With less than three months to go before the start of the 2004 Summer Olympic Games as organizers struggle to fast-track completion of venues, upgrade transportation corridors, and provide housing and security for athletes and spectators the world's media are focused on Athens. Prolonged construction delays and unresolved logistic details left some observers fearing that the Games, like Zorba's ill-fated logging scheme, were destined to self-destruct in a confusion of last minute glitches. But last month the IOC completed its final inspection and gave Athens the green light. On Aug. 13th the Summer Games will return to the country where they began in 776 BC, and to the city where the first Modern Olympics were held in 1896.
Even though it's been 20 years since Betty and I were in Athens the current flood of news, both good and bad, brings back vivid memories of our visit to southern Greece, and a heightened awareness of how much, and in some cases how little, things have changed since we were there.

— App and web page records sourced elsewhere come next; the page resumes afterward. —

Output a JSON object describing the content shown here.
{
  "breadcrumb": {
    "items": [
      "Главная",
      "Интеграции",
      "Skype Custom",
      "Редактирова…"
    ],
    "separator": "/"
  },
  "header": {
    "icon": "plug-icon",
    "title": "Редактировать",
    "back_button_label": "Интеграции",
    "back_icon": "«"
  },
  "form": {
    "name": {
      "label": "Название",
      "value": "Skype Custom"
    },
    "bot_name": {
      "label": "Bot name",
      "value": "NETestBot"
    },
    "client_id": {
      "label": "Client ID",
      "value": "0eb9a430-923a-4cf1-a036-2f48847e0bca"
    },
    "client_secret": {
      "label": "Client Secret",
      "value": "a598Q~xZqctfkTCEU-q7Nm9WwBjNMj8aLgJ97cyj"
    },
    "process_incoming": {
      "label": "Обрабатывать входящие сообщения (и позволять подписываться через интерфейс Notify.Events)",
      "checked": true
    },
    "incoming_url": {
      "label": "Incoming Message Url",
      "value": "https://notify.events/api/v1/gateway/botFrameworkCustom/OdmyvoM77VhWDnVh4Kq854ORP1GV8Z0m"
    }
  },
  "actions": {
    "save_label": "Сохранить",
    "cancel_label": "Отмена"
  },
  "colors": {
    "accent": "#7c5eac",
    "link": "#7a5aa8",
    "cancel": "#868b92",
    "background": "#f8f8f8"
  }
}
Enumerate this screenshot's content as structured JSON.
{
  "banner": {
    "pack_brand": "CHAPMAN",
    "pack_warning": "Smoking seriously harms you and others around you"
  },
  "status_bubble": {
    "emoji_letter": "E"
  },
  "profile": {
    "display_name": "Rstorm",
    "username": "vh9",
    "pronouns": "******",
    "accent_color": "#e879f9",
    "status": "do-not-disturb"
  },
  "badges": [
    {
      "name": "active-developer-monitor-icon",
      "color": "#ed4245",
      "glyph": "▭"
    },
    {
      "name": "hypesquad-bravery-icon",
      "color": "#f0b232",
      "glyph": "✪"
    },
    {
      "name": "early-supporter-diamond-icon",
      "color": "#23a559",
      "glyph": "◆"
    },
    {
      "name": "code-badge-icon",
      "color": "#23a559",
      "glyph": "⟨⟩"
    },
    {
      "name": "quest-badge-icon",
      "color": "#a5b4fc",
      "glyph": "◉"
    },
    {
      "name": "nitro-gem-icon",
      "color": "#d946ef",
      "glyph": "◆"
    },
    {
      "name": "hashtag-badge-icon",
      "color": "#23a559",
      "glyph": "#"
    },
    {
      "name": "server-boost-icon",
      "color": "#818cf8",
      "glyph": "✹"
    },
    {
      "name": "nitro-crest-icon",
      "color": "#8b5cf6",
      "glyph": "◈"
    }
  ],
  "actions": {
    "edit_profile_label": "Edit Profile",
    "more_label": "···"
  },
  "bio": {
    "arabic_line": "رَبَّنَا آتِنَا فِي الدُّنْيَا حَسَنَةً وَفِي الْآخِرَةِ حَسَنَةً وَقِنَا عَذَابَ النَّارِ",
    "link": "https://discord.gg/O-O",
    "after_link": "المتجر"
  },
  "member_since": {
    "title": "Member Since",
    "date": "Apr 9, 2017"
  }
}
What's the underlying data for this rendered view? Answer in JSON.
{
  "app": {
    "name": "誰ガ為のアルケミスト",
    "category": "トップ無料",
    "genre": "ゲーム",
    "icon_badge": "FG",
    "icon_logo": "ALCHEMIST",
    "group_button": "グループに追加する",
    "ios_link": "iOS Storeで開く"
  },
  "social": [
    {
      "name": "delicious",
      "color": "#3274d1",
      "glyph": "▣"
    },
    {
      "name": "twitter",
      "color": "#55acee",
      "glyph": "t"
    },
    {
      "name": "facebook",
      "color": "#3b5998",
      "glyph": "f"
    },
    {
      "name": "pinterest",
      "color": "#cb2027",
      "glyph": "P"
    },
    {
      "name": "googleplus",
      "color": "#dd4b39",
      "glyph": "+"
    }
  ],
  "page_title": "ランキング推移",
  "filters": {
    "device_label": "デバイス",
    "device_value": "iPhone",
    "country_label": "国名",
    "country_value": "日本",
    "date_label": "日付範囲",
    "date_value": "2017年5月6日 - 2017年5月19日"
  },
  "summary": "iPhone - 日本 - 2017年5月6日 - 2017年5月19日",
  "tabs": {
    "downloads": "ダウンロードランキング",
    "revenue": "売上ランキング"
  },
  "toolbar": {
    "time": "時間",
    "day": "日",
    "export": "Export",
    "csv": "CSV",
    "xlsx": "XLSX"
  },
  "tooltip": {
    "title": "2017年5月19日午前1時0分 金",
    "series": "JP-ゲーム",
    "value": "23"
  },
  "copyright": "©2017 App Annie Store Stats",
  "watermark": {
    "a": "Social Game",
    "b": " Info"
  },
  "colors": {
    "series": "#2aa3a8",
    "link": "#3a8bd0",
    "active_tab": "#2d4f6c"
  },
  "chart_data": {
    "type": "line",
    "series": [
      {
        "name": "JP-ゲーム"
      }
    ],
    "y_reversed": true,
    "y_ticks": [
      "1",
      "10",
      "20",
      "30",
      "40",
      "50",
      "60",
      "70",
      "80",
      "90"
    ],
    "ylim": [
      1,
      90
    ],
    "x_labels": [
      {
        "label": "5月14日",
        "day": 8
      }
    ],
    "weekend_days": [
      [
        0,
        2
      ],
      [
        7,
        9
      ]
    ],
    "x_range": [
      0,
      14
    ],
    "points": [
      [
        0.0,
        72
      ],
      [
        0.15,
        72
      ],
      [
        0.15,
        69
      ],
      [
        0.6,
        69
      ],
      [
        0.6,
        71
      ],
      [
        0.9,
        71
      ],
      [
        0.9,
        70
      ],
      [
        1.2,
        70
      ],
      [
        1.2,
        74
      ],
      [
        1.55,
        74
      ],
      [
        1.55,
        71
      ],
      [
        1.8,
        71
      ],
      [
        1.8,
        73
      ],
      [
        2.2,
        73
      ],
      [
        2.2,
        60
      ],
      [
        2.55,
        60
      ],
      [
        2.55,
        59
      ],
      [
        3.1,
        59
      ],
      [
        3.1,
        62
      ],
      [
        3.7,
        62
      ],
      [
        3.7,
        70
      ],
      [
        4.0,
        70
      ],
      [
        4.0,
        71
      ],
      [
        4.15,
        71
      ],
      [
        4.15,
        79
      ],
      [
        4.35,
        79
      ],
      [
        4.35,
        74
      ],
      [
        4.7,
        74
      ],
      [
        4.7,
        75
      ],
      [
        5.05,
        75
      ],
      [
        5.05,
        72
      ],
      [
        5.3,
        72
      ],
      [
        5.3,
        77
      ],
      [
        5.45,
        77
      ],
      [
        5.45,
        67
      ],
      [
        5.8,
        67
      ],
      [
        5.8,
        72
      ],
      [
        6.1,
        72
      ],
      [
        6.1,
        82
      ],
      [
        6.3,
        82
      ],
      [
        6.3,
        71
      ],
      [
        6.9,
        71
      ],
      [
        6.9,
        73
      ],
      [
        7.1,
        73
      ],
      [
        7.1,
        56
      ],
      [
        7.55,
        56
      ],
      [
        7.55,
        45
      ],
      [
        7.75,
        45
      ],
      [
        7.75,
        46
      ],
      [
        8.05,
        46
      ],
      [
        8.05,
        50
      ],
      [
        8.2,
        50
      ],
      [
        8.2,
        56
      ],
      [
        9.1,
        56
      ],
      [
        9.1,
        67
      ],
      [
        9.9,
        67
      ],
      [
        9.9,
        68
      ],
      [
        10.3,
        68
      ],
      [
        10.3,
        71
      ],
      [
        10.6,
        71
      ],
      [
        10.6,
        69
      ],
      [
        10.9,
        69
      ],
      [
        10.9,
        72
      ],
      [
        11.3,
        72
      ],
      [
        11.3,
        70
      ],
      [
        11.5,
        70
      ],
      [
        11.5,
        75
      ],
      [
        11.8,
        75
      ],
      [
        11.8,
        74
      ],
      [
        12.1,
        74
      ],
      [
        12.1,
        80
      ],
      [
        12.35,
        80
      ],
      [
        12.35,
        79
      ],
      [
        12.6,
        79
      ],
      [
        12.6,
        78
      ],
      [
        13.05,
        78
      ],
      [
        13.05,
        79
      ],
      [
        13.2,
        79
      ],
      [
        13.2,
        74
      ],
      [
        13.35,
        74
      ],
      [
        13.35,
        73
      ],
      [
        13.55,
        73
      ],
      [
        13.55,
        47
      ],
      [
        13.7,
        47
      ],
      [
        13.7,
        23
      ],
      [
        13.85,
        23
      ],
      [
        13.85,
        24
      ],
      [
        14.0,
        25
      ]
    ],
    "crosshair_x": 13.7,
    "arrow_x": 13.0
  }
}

We arrived in early August. It was hot and there was a taxi strike. With temperatures hovering in the low 40s our shoes stuck to the softened asphalt of the empty parking lot. A long sweaty walk took us to the nearest trolley, where we wedged in among the other passengers and trundled off in what we thought was the general direction of our hotel. At the end of the line a friendly passenger, who spoke a little English, informed us we should have gone the other way.
An hour later we dragged our packs into the lobby of the Electra Palace, a mid-priced hotel in the heart of old Athens. It boasts a modest roof garden with sweeping views across the city but, except for the Acropolis, the vista is singularly drab. Unlike the magnificent architecture of Classical Greece the clutter of squarish low-rise buildings that sprawl across modern Athens seems totally lacking in character. Trees are sparse, there is little green space, and the distant hills are barely visible through a haze of pollution. We divided our time between visits to the Acropolis, and exploring the narrow, winding streets of the Plaka, both within easy walking distance of our hotel.
The Acropolis, a flat-topped limestone hill which rises 200 feet above the Attica plain, has been inhabited for at least 5,000 years. Its bounding cliffs, easy to defend, made it a natural fortress with commanding views of the surrounding plains and the ocean. Springs, and later wells, provided fresh water for various peoples who lived there until 510 BC, when the Delphic Oracle declared it a holy place of the Gods and banned habitation by mortals.